... Adventure is the highest one. People pay hundreds of dollars
to go sky diving. Being a soldier -- at least in the Airborne
-- you can do it for free twice a month."
According to Garcia, older recruits -- those in their late 20s
and 30s -- have different reasons for joining. For them, he said,
the prospect of providing for their families is one of the most
appealing parts of the service.
But for those young people who joined the military for patriotic
reasons, for financial reasons or even to fulfill a dream, the
realities of combat -- a very real possibility for anyone enlisting
in the military today, Garcia admits -- may overshadow the perceived
benefits of military life.
Twenty-one-year-old Scott Gossett, who lives in Columbus, Ga.,
joined the Army straight out of high school. He felt an "ingrained
sense of duty" to enlist.
Gossett spent 12 months in Iraq before returning home in January
2005 to his wife, also 21, and their 2-year-old daughter.
According to Gossett, even before leaving for Iraq, he felt he'd
made a mistake, that he didn't want to be part of an organization
that "inflicts pain on people."
"I had this very Hollywood idea of the Army and it's really
nothing like that. ... I expected it to be constantly doing all
the really exciting field training and going to rifle ranges.
I expected that all the time.

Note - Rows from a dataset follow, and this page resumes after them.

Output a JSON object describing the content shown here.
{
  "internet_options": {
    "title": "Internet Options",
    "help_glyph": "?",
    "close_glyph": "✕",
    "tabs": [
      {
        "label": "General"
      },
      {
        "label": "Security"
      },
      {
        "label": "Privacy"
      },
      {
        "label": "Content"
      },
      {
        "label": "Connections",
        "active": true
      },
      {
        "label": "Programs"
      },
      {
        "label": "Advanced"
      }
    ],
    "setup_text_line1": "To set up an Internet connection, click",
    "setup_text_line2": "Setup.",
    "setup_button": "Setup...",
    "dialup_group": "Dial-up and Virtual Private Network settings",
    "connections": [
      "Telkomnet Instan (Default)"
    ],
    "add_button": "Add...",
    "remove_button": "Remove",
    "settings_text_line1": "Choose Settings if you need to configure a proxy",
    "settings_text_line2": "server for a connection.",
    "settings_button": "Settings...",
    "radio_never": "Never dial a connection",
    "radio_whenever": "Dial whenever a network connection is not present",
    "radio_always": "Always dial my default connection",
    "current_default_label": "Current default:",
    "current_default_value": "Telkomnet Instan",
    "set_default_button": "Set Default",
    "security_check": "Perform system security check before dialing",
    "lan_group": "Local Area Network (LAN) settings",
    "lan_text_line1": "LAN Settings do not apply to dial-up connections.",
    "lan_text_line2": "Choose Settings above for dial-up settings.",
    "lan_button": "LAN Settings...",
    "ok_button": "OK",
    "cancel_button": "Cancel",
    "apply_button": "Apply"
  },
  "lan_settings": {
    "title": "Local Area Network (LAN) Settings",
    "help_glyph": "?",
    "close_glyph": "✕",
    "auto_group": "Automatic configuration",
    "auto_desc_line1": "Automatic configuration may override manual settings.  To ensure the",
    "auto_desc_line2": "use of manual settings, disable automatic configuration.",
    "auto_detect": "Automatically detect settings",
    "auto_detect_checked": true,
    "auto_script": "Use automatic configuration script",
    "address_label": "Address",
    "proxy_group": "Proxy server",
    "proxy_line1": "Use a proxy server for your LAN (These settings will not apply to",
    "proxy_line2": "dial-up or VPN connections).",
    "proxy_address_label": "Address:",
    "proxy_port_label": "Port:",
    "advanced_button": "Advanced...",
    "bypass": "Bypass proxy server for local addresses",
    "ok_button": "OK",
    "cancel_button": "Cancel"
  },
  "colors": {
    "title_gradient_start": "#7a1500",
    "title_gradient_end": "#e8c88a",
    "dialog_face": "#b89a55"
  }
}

I thought it would be right out
of [the movie] 'Full Metal Jacket,'" said Gossett.
His advice for any of his peers considering the military as a
career choice: "Don't watch any war movies because it's nothing
-- By Kristina Nwazota, Generation Next